“On the way, they asked about our plans for May Day. They commented that Russian extremists had degenerated. Now I can’t really remember [what they said], because I could not breathe and my arm was burning.”
The Center “E” officers confiscated all the equipment and political campaign materials in Shulgin’s flat. Then they took him to their headquarters, where the other Left Bloc activists were waiting.
“When [the Center “E” officers] saw my arm was burnt, they got a bit scared. I rode in the back seat on the way from my house. One of them said, ‘Sorry, bro.’ Another one laughed and punched me in the side.
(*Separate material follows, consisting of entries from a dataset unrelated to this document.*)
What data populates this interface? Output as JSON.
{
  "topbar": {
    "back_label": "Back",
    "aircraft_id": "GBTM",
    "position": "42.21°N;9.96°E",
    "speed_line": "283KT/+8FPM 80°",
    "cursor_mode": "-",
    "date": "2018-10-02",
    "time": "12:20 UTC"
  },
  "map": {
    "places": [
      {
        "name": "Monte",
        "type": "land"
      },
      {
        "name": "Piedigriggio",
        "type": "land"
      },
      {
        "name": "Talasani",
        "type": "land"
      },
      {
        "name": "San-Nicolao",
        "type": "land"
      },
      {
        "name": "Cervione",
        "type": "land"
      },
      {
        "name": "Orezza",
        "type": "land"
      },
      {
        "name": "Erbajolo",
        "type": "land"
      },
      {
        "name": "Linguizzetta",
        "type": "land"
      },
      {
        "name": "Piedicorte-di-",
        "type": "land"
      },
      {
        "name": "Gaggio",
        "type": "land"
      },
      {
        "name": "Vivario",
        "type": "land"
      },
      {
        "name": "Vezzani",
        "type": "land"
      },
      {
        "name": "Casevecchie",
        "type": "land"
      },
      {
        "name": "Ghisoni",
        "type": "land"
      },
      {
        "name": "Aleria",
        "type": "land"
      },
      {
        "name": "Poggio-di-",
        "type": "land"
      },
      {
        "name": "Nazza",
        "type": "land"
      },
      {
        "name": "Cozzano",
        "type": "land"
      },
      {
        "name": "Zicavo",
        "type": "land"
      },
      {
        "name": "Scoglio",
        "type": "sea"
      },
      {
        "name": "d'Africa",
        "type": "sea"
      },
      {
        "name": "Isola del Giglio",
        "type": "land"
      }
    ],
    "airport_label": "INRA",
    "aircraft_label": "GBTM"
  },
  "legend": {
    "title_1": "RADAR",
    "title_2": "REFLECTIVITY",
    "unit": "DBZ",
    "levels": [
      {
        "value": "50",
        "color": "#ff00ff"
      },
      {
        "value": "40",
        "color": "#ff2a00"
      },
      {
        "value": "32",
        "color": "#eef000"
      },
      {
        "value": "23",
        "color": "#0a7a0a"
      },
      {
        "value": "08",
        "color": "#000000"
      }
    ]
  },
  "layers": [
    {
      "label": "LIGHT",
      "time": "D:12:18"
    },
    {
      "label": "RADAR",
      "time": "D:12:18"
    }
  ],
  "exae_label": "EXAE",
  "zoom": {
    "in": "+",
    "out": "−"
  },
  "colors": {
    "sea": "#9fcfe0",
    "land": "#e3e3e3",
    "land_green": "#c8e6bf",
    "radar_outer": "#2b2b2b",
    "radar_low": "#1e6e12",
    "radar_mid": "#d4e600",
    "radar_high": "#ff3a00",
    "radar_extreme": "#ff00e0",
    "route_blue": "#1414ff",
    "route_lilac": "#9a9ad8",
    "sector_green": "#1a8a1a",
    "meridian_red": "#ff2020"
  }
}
Good cop, bad cop, in short.”
The field officers and a public defender forced Shulgin to testify, threatening to arrest him. He was shown an order to instigate criminal proceedings, dated April 27. The charge was violation of Criminal Code Article 282 Part 1, allegedly, for saving songs on the VK social network that “incited hatred towards a particular social group, i.e., law enforcement officers.”
“After they thrashed me, my thought was to get out of there first thing. I signed a form releasing me on my recognizance. The idea that policemen are a social group is laughable, of course. Apparently, there is the proletariat, the bourgeoisie, and police officers.”
Along with the charge sheet, Shulgin was shown the results of a forensic examination that concluded that four of the songs on his VK page were “extremist”:
- Chetverio, “Fuck, Pigs!”
- Dukhi tsekha (Spirits of the Shop Floor), “Cop President”
- Nichego Khoroshego (Nothing Good), “Molotov Cocktail”
- Plokhie Dyadki (Bad Guys), “Cop”
Translated by the Russian Reader